**PROBLEM STATEMENT:** The entries that follow must be written out exactly, without any of the pictures they contain.

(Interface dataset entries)
'''

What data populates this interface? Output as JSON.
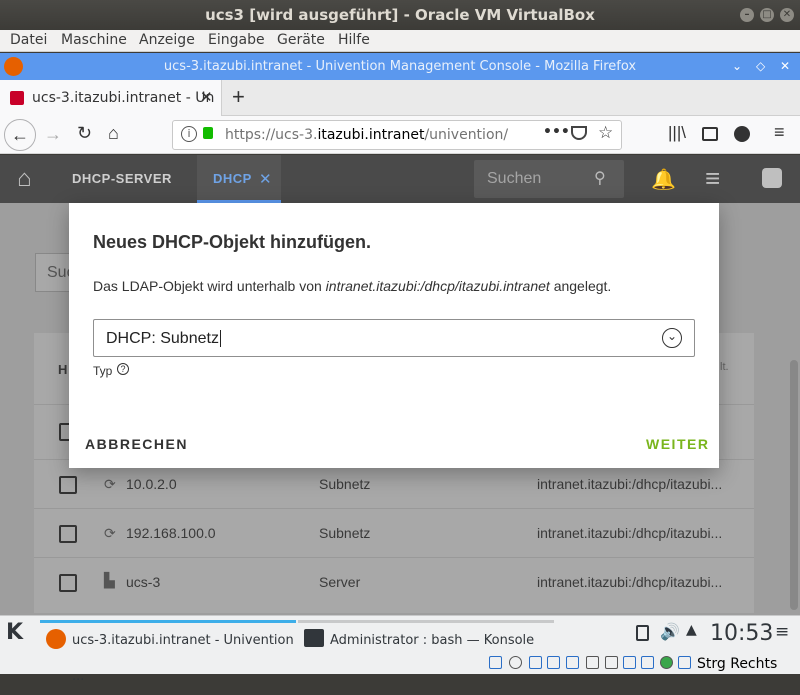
{
  "vbox": {
    "title": "ucs3 [wird ausgeführt] - Oracle VM VirtualBox",
    "menu": [
      "Datei",
      "Maschine",
      "Anzeige",
      "Eingabe",
      "Geräte",
      "Hilfe"
    ]
  },
  "firefox": {
    "title": "ucs-3.itazubi.intranet - Univention Management Console - Mozilla Firefox",
    "tab_label": "ucs-3.itazubi.intranet - Un",
    "url_prefix": "https://ucs-3.",
    "url_host": "itazubi.intranet",
    "url_path": "/univention/mar"
  },
  "umc": {
    "tabs": [
      "DHCP-SERVER",
      "DHCP"
    ],
    "search_placeholder": "Suchen",
    "bg_search_partial": "Suc",
    "col_head_partial": "H",
    "col_head_right_partial": "lt.",
    "rows": [
      {
        "name": "10.0.2.0",
        "type": "Subnetz",
        "path": "intranet.itazubi:/dhcp/itazubi..."
      },
      {
        "name": "192.168.100.0",
        "type": "Subnetz",
        "path": "intranet.itazubi:/dhcp/itazubi..."
      },
      {
        "name": "ucs-3",
        "type": "Server",
        "path": "intranet.itazubi:/dhcp/itazubi..."
      }
    ]
  },
  "dialog": {
    "title": "Neues DHCP-Objekt hinzufügen.",
    "text_prefix": "Das LDAP-Objekt wird unterhalb von ",
    "text_path": "intranet.itazubi:/dhcp/itazubi.intranet",
    "text_suffix": " angelegt.",
    "select_value": "DHCP: Subnetz",
    "select_label": "Typ",
    "cancel": "ABBRECHEN",
    "next": "WEITER"
  },
  "taskbar": {
    "task1": "ucs-3.itazubi.intranet - Univention ...",
    "task2": "Administrator : bash — Konsole",
    "clock": "10:53",
    "host_key": "Strg Rechts"
  },
  "colors": {
    "accent_green": "#7ab51d",
    "header_blue": "#5b98ee",
    "umc_active_tab": "#4f86c6"
  }
}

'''

**ANSWER SPACE:**
What data populates this interface? Output as JSON.
{
  "vbox": {
    "title": "ucs3 [wird ausgeführt] - Oracle VM VirtualBox",
    "menu": [
      "Datei",
      "Maschine",
      "Anzeige",
      "Eingabe",
      "Geräte",
      "Hilfe"
    ]
  },
  "firefox": {
    "title": "ucs-3.itazubi.intranet - Univention Management Console - Mozilla Firefox",
    "tab_label": "ucs-3.itazubi.intranet - Un",
    "url_prefix": "https://ucs-3.",
    "url_host": "itazubi.intranet",
    "url_path": "/univention/mar"
  },
  "umc": {
    "tabs": [
      "DHCP-SERVER",
      "DHCP"
    ],
    "search_placeholder": "Suchen",
    "bg_search_partial": "Suc",
    "col_head_partial": "H",
    "col_head_right_partial": "lt.",
    "rows": [
      {
        "name": "10.0.2.0",
        "type": "Subnetz",
        "path": "intranet.itazubi:/dhcp/itazubi..."
      },
      {
        "name": "192.168.100.0",
        "type": "Subnetz",
        "path": "intranet.itazubi:/dhcp/itazubi..."
      },
      {
        "name": "ucs-3",
        "type": "Server",
        "path": "intranet.itazubi:/dhcp/itazubi..."
      }
    ]
  },
  "dialog": {
    "title": "Neues DHCP-Objekt hinzufügen.",
    "text_prefix": "Das LDAP-Objekt wird unterhalb von ",
    "text_path": "intranet.itazubi:/dhcp/itazubi.intranet",
    "text_suffix": " angelegt.",
    "select_value": "DHCP: Subnetz",
    "select_label": "Typ",
    "cancel": "ABBRECHEN",
    "next": "WEITER"
  },
  "taskbar": {
    "task1": "ucs-3.itazubi.intranet - Univention ...",
    "task2": "Administrator : bash — Konsole",
    "clock": "10:53",
    "host_key": "Strg Rechts"
  },
  "colors": {
    "accent_green": "#7ab51d",
    "header_blue": "#5b98ee",
    "umc_active_tab": "#4f86c6"
  }
}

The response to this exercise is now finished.